This report was first posted at WebMD Health News some years ago – see how many of these you knew:
- Sugar worsens children’s behavior. Sugar doesn’t make for hyperactive kids. “Regardless of what parents might believe … sugar is not to blame for out-of-control little ones,” write Vreeman and Carroll.
- Holiday time increases suicides. Suicides don’t increase around the holidays or in the winter. Worldwide, suicide rates are actually higher in the summer. And “while the holidays might indeed be a difficult time for some, there is no good scientific evidence to suggest a holiday peak in suicides,” Vreeman and Carroll write.
- Poinsettias are toxic. Vreeman and Carroll found no proof that ingesting poinsettia parts makes for a medical emergency. But there’s no need to nibble on one just to test that, and of course, it never hurts to call Poison Control.
- Wearing hats reduces heat loss. People don’t lose a big percentage of body heat through their heads, according to Vreeman and Carroll. They write that “any uncovered part of the body loses heat and will reduce the core body temperature proportionately.” So bundle up when it’s cold, but wearing a hat may not make as much of a difference as you might think.
- Nighttime feasting reduces weight gain. It wouldn’t really matter if you pillaged the holiday buffet table in broad daylight. Ultimately, it’s the calories that matter, and that’s true 24-7.
- Hangover cures actually work. Vreeman and Carroll found no scientific evidence that “supports any cure or effective prevention for alcohol hangovers” except for drinking alcohol only in moderation or not at all.
© Copyright WLL, INC. 2022. This blog provides healthcare tips and advice that you can trust about a wide variety of general health information only and is not intended to be a substitute for professional medical advice, diagnosis, or treatment from your regular physician.
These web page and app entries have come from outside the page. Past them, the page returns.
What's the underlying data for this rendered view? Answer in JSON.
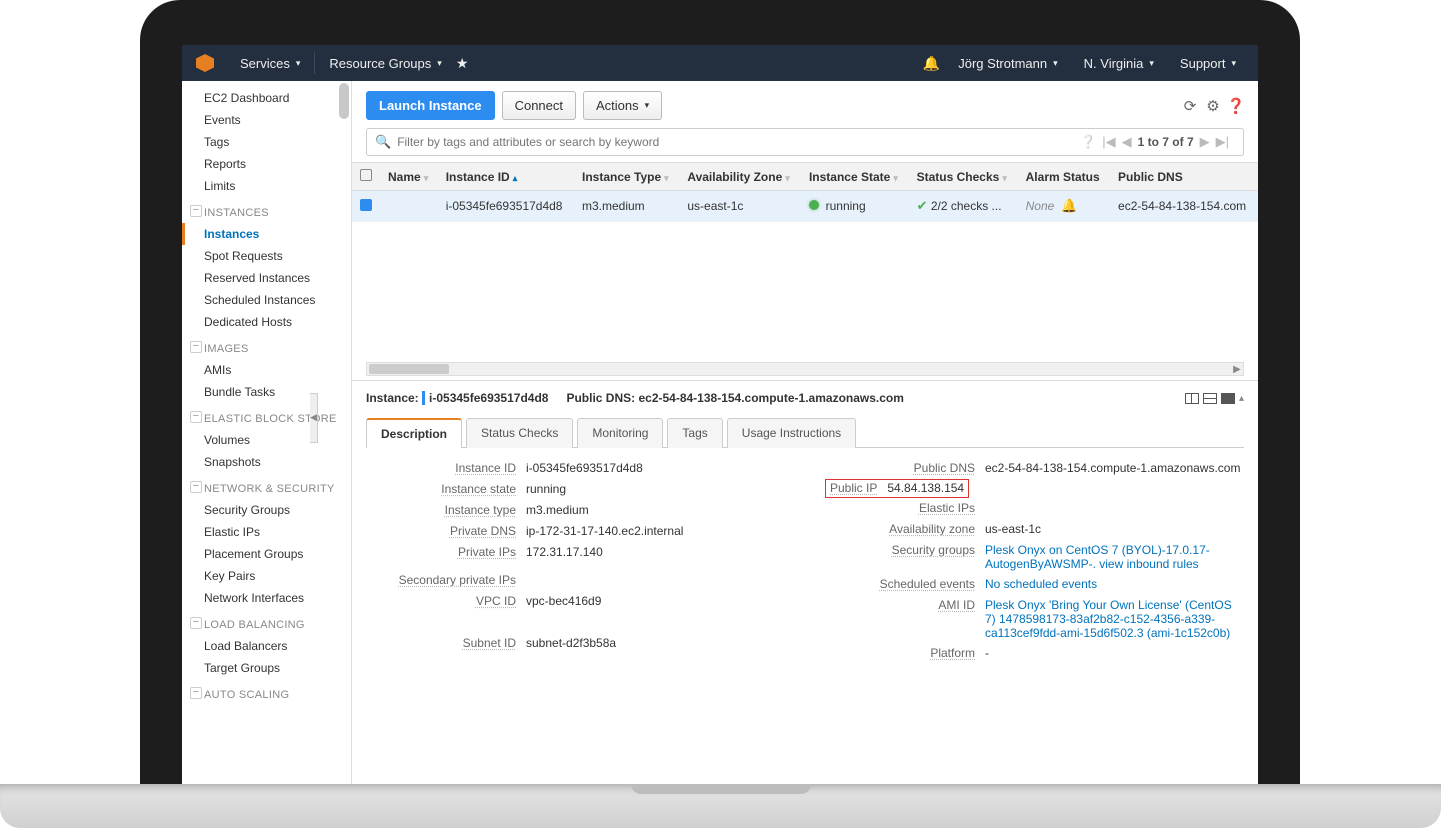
{
  "topnav": {
    "services": "Services",
    "resource_groups": "Resource Groups",
    "user": "Jörg Strotmann",
    "region": "N. Virginia",
    "support": "Support"
  },
  "sidebar": {
    "top": [
      "EC2 Dashboard",
      "Events",
      "Tags",
      "Reports",
      "Limits"
    ],
    "groups": [
      {
        "head": "INSTANCES",
        "items": [
          "Instances",
          "Spot Requests",
          "Reserved Instances",
          "Scheduled Instances",
          "Dedicated Hosts"
        ],
        "active": 0
      },
      {
        "head": "IMAGES",
        "items": [
          "AMIs",
          "Bundle Tasks"
        ]
      },
      {
        "head": "ELASTIC BLOCK STORE",
        "items": [
          "Volumes",
          "Snapshots"
        ]
      },
      {
        "head": "NETWORK & SECURITY",
        "items": [
          "Security Groups",
          "Elastic IPs",
          "Placement Groups",
          "Key Pairs",
          "Network Interfaces"
        ]
      },
      {
        "head": "LOAD BALANCING",
        "items": [
          "Load Balancers",
          "Target Groups"
        ]
      },
      {
        "head": "AUTO SCALING",
        "items": []
      }
    ]
  },
  "toolbar": {
    "launch": "Launch Instance",
    "connect": "Connect",
    "actions": "Actions"
  },
  "filter": {
    "placeholder": "Filter by tags and attributes or search by keyword",
    "pager": "1 to 7 of 7"
  },
  "table": {
    "cols": [
      "Name",
      "Instance ID",
      "Instance Type",
      "Availability Zone",
      "Instance State",
      "Status Checks",
      "Alarm Status",
      "Public DNS"
    ],
    "row": {
      "name": "",
      "instance_id": "i-05345fe693517d4d8",
      "instance_type": "m3.medium",
      "az": "us-east-1c",
      "state": "running",
      "checks": "2/2 checks ...",
      "alarm": "None",
      "dns": "ec2-54-84-138-154.com"
    }
  },
  "detail": {
    "instance_label": "Instance:",
    "instance_id": "i-05345fe693517d4d8",
    "dns_label": "Public DNS:",
    "dns": "ec2-54-84-138-154.compute-1.amazonaws.com",
    "tabs": [
      "Description",
      "Status Checks",
      "Monitoring",
      "Tags",
      "Usage Instructions"
    ],
    "left": [
      {
        "k": "Instance ID",
        "v": "i-05345fe693517d4d8"
      },
      {
        "k": "Instance state",
        "v": "running"
      },
      {
        "k": "Instance type",
        "v": "m3.medium"
      },
      {
        "k": "Private DNS",
        "v": "ip-172-31-17-140.ec2.internal"
      },
      {
        "k": "Private IPs",
        "v": "172.31.17.140"
      },
      {
        "k": "",
        "v": ""
      },
      {
        "k": "Secondary private IPs",
        "v": ""
      },
      {
        "k": "VPC ID",
        "v": "vpc-bec416d9"
      },
      {
        "k": "",
        "v": ""
      },
      {
        "k": "",
        "v": ""
      },
      {
        "k": "",
        "v": ""
      },
      {
        "k": "Subnet ID",
        "v": "subnet-d2f3b58a"
      }
    ],
    "right": [
      {
        "k": "Public DNS",
        "v": "ec2-54-84-138-154.compute-1.amazonaws.com"
      },
      {
        "k": "Public IP",
        "v": "54.84.138.154",
        "hl": true
      },
      {
        "k": "Elastic IPs",
        "v": ""
      },
      {
        "k": "Availability zone",
        "v": "us-east-1c"
      },
      {
        "k": "Security groups",
        "v": "Plesk Onyx on CentOS 7 (BYOL)-17.0.17-AutogenByAWSMP-.  view inbound rules",
        "link": true
      },
      {
        "k": "Scheduled events",
        "v": "No scheduled events",
        "link": true
      },
      {
        "k": "AMI ID",
        "v": "Plesk Onyx 'Bring Your Own License' (CentOS 7) 1478598173-83af2b82-c152-4356-a339-ca113cef9fdd-ami-15d6f502.3 (ami-1c152c0b)",
        "link": true
      },
      {
        "k": "Platform",
        "v": "-"
      }
    ]
  }
}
If you are concerned about your health, take what you learn from this blog and meet with your personal doctor to discuss your concerns.